(Saved entries)
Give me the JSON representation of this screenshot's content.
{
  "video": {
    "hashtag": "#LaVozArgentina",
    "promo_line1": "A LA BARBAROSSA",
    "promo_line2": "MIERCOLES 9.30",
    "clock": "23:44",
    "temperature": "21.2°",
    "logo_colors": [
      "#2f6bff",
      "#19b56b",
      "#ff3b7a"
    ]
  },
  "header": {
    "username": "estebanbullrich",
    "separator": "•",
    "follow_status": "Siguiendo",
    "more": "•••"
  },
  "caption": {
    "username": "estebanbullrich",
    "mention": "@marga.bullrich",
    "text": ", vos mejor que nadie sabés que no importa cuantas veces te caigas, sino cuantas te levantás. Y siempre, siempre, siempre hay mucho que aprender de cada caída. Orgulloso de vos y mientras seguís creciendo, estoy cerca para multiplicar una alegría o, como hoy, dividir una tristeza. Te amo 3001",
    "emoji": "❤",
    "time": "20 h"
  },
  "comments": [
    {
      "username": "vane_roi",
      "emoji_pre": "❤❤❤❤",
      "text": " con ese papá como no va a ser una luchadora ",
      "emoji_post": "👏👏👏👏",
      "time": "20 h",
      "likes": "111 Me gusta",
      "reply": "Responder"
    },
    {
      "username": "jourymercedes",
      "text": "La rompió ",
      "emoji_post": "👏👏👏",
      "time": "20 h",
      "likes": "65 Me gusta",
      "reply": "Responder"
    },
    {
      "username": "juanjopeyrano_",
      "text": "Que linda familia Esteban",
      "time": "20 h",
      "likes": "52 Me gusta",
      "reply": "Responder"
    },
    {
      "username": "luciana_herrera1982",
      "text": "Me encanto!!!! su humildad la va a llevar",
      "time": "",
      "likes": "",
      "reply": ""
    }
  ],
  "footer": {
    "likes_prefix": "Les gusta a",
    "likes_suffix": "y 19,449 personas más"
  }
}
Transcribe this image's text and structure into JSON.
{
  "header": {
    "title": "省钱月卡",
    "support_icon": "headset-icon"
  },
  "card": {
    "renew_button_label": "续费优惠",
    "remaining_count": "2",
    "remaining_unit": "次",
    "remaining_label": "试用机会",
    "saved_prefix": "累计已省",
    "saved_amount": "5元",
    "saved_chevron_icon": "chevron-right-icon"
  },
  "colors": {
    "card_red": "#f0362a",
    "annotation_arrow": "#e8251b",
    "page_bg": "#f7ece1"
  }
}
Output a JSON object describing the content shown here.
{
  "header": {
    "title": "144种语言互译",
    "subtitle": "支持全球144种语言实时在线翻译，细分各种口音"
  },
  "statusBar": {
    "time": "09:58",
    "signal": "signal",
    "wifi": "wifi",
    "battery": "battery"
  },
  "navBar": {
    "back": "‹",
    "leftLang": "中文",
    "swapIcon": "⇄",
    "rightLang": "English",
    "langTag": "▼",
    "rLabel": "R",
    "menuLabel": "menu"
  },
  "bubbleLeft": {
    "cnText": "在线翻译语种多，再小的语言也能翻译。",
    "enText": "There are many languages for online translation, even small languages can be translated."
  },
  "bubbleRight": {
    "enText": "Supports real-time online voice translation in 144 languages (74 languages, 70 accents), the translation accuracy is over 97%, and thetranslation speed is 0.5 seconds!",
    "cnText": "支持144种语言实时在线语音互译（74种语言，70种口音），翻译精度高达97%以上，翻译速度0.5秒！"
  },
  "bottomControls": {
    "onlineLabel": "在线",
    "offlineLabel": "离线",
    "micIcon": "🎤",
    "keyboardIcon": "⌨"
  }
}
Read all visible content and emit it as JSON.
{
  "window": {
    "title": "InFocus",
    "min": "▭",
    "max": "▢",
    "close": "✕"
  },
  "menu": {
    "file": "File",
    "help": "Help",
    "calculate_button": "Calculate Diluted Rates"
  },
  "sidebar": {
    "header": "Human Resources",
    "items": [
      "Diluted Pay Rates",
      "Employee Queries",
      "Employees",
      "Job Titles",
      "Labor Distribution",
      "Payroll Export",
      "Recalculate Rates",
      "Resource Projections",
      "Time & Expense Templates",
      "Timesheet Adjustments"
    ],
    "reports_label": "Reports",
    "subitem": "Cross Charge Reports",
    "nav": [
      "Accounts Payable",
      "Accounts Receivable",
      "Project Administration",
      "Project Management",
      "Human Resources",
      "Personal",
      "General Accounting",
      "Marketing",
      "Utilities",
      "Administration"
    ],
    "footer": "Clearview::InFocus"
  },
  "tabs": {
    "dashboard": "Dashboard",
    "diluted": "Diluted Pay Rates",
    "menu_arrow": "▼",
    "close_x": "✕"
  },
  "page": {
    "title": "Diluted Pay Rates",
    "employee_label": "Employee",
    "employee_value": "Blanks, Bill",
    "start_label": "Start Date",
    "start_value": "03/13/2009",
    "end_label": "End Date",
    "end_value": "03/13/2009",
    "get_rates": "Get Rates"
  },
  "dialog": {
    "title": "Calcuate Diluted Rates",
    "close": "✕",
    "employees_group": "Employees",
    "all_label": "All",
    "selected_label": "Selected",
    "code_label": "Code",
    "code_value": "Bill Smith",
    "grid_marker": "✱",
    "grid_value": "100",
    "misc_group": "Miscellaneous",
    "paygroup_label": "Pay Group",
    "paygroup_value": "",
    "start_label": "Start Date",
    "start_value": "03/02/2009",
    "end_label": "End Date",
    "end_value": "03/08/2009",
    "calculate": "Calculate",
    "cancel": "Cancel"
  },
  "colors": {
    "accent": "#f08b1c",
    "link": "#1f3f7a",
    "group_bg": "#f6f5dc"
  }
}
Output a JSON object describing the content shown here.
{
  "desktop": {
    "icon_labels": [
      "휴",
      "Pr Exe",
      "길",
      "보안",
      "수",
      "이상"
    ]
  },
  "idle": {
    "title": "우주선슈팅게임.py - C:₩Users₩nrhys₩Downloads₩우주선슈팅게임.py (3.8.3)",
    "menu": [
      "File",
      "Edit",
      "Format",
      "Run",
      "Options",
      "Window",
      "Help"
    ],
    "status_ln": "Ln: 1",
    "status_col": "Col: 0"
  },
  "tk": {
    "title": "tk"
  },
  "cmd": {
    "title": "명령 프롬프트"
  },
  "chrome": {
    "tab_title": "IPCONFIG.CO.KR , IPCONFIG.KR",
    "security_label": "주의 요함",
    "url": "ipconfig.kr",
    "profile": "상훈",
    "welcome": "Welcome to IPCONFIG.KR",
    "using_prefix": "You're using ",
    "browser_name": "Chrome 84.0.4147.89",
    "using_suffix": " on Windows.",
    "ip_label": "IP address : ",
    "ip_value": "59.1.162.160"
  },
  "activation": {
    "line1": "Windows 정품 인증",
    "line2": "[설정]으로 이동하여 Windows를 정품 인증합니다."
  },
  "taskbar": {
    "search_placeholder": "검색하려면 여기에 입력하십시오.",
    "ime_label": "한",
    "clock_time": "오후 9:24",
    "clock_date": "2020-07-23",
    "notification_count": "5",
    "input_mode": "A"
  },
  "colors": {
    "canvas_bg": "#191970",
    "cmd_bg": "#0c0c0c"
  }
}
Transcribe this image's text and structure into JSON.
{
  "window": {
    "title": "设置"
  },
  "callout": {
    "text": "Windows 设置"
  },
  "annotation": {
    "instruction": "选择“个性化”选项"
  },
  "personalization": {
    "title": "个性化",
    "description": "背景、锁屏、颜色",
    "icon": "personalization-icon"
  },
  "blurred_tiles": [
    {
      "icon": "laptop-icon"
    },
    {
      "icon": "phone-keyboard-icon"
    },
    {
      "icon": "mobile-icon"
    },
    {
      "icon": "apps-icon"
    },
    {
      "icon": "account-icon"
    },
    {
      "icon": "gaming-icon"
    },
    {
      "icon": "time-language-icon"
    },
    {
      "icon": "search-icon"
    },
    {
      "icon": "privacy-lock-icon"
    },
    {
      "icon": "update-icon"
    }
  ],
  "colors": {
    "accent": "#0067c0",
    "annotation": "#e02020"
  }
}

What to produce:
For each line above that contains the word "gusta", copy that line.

Output below:
      "likes": "111 Me gusta",
      "likes": "65 Me gusta",
      "likes": "52 Me gusta",
    "likes_prefix": "Les gusta a",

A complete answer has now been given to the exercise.